David, as always, the characters are rallying for the "game" : ) I like the fact that you have introduced the notions (don't let me put words in your mouth as they are mine but we may be on the same page here) of historical, cultural context, and the "situativity" of this framework in relation to what was happening then and now.
One of my own observations and questions thus far have to do with the experience of the learner, the lurker, the non-participants and "peripheral" participants who are in the shadows of the big words? Perhaps this was not the original intent but, how can these folk not be considered especially in the context of formal, higher ed, course using online discussion? Now, I am wondering how does the CoI help me to understand and explain my own behaviours in online discussion? Other questions have to do with the explanatory efficacy of this original CoI framework? I love theory so I am wondering about the theoretical underpinnings. The concepts and language are also heavy with assumptions and ideas and on it goes......
looking forward to the "game" ; )
Barb, you raise some important questions for us: What is the explanatory efficacy of CoI? What are its theoretical underpinning and its assumptions? I really wish its three authors were here to help us understand. Unfortunate, we learned that none of them was available to join us. Related to your question, you also ask how does CoI help you understand your own behaviors in online discussion. I think this is a question that we can all attempt to answer, so let me redirect your question to all of us here and those who are listening in: Does CoI help you explain what you did in the past in online discussion – and if so, in what way? Knowing the framework, has it in any way guided you or informed how you conduct yourself in online discussion?

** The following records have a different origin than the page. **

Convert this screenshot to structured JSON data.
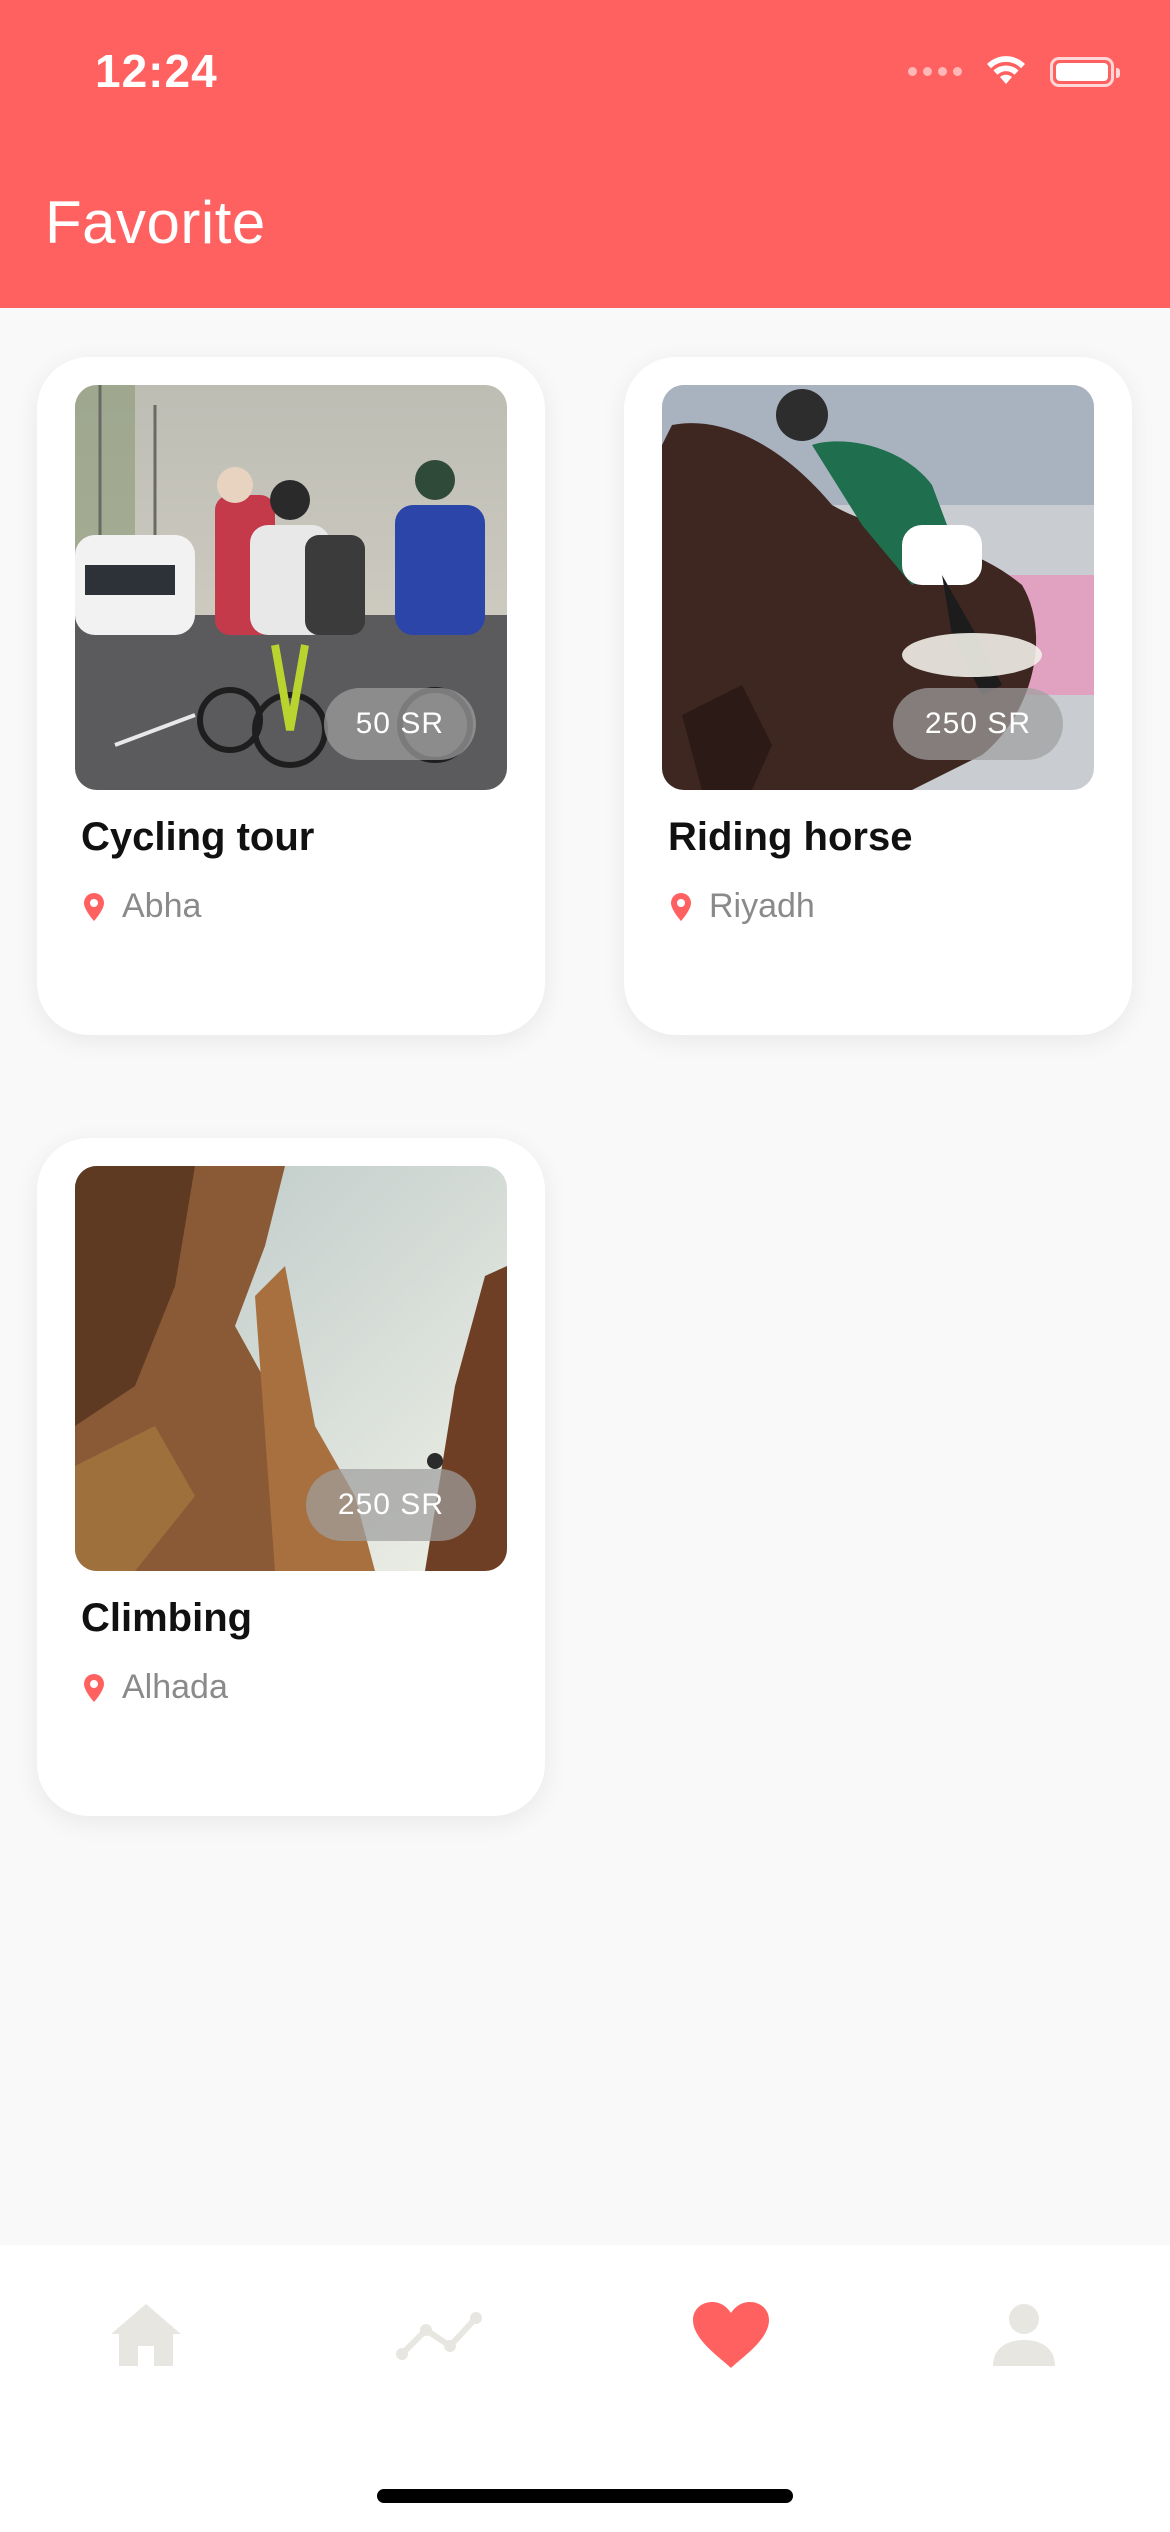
{
  "status_bar": {
    "time": "12:24"
  },
  "header": {
    "title": "Favorite",
    "background_color": "#ff6161"
  },
  "favorites": [
    {
      "title": "Cycling tour",
      "location": "Abha",
      "price": "50 SR",
      "image_icon": "cycling-photo"
    },
    {
      "title": "Riding horse",
      "location": "Riyadh",
      "price": "250 SR",
      "image_icon": "horse-riding-photo"
    },
    {
      "title": "Climbing",
      "location": "Alhada",
      "price": "250 SR",
      "image_icon": "climbing-photo"
    }
  ],
  "tab_bar": {
    "tabs": [
      {
        "name": "home",
        "icon": "home-icon",
        "active": false
      },
      {
        "name": "stats",
        "icon": "trend-icon",
        "active": false
      },
      {
        "name": "favorite",
        "icon": "heart-icon",
        "active": true
      },
      {
        "name": "profile",
        "icon": "person-icon",
        "active": false
      }
    ],
    "active_color": "#ff6161",
    "inactive_color": "#e8e6e0"
  }
}
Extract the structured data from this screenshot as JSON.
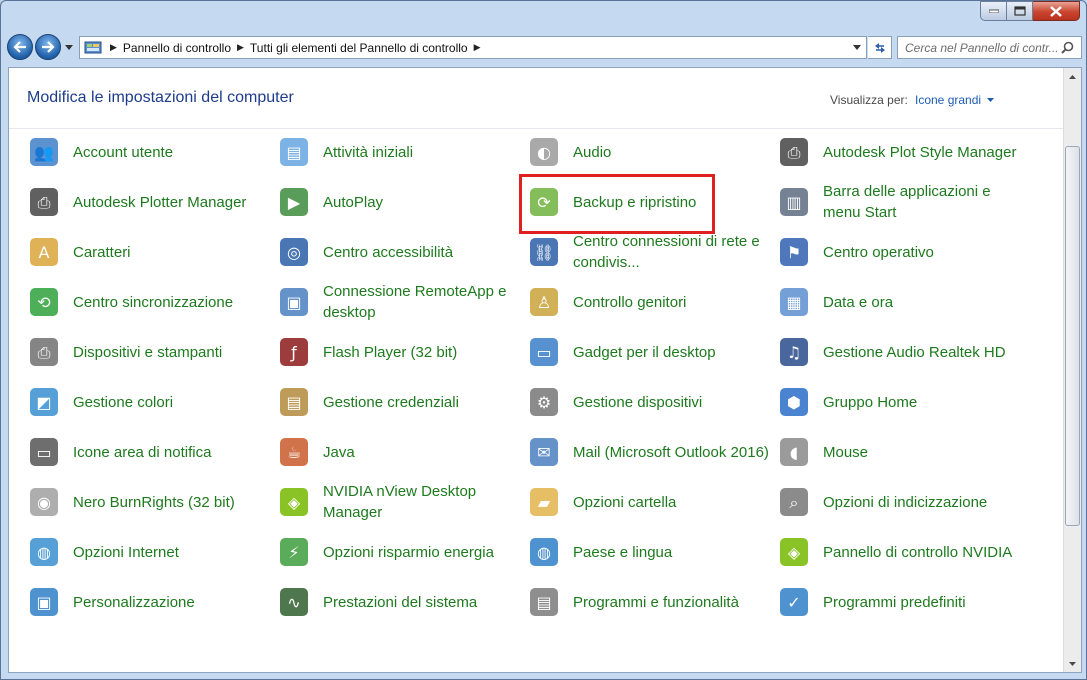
{
  "window": {
    "caption": {
      "minimize": "minimize",
      "maximize": "maximize",
      "close": "close"
    }
  },
  "nav": {
    "back": "back",
    "forward": "forward",
    "breadcrumbs": [
      "Pannello di controllo",
      "Tutti gli elementi del Pannello di controllo"
    ],
    "search_placeholder": "Cerca nel Pannello di contr..."
  },
  "header": {
    "title": "Modifica le impostazioni del computer",
    "view_label": "Visualizza per:",
    "view_value": "Icone grandi"
  },
  "highlight_color": "#e02020",
  "link_color": "#1e7a1e",
  "items": [
    {
      "label": "Account utente",
      "icon": "users-icon"
    },
    {
      "label": "Attività iniziali",
      "icon": "getting-started-icon"
    },
    {
      "label": "Audio",
      "icon": "speaker-icon"
    },
    {
      "label": "Autodesk Plot Style Manager",
      "icon": "printer-icon"
    },
    {
      "label": "Autodesk Plotter Manager",
      "icon": "plotter-icon"
    },
    {
      "label": "AutoPlay",
      "icon": "autoplay-icon"
    },
    {
      "label": "Backup e ripristino",
      "icon": "backup-icon",
      "highlighted": true
    },
    {
      "label": "Barra delle applicazioni e menu Start",
      "icon": "taskbar-icon"
    },
    {
      "label": "Caratteri",
      "icon": "fonts-icon"
    },
    {
      "label": "Centro accessibilità",
      "icon": "accessibility-icon"
    },
    {
      "label": "Centro connessioni di rete e condivis...",
      "icon": "network-icon"
    },
    {
      "label": "Centro operativo",
      "icon": "flag-icon"
    },
    {
      "label": "Centro sincronizzazione",
      "icon": "sync-icon"
    },
    {
      "label": "Connessione RemoteApp e desktop",
      "icon": "remoteapp-icon"
    },
    {
      "label": "Controllo genitori",
      "icon": "parental-icon"
    },
    {
      "label": "Data e ora",
      "icon": "calendar-icon"
    },
    {
      "label": "Dispositivi e stampanti",
      "icon": "devices-icon"
    },
    {
      "label": "Flash Player (32 bit)",
      "icon": "flash-icon"
    },
    {
      "label": "Gadget per il desktop",
      "icon": "gadget-icon"
    },
    {
      "label": "Gestione Audio Realtek HD",
      "icon": "realtek-icon"
    },
    {
      "label": "Gestione colori",
      "icon": "color-icon"
    },
    {
      "label": "Gestione credenziali",
      "icon": "vault-icon"
    },
    {
      "label": "Gestione dispositivi",
      "icon": "device-manager-icon"
    },
    {
      "label": "Gruppo Home",
      "icon": "homegroup-icon"
    },
    {
      "label": "Icone area di notifica",
      "icon": "notification-icon"
    },
    {
      "label": "Java",
      "icon": "java-icon"
    },
    {
      "label": "Mail (Microsoft Outlook 2016)",
      "icon": "mail-icon"
    },
    {
      "label": "Mouse",
      "icon": "mouse-icon"
    },
    {
      "label": "Nero BurnRights (32 bit)",
      "icon": "disc-icon"
    },
    {
      "label": "NVIDIA nView Desktop Manager",
      "icon": "nvidia-icon"
    },
    {
      "label": "Opzioni cartella",
      "icon": "folder-icon"
    },
    {
      "label": "Opzioni di indicizzazione",
      "icon": "indexing-icon"
    },
    {
      "label": "Opzioni Internet",
      "icon": "internet-icon"
    },
    {
      "label": "Opzioni risparmio energia",
      "icon": "power-icon"
    },
    {
      "label": "Paese e lingua",
      "icon": "globe-icon"
    },
    {
      "label": "Pannello di controllo NVIDIA",
      "icon": "nvidia-panel-icon"
    },
    {
      "label": "Personalizzazione",
      "icon": "personalize-icon"
    },
    {
      "label": "Prestazioni del sistema",
      "icon": "performance-icon"
    },
    {
      "label": "Programmi e funzionalità",
      "icon": "programs-icon"
    },
    {
      "label": "Programmi predefiniti",
      "icon": "default-programs-icon"
    }
  ]
}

I too am interested in this discussion. I started doing online classes before there was any theoretical framework at all. We early adopters had to think through our practice as we improvised it. One framework I was acquainted with that I quickly rejected was the distinction between process and content. This framework was associated with the idea that you could give students readings or videos from famous people and then have "process facilitators" handle the interactions. It quickly became clear that conferences without leadership often failed and that leadership by someone who had no subject matter expertise was not appropriate in education. Yet the process/content framework is still an almost instinctual reaction to educational technology. I wonder if the COI model carries on this unfortunate tradition with its distinction between the social side and the cognitive side. Maybe that was not the intention of the creators of the model, but isn't that how it is mostly understood?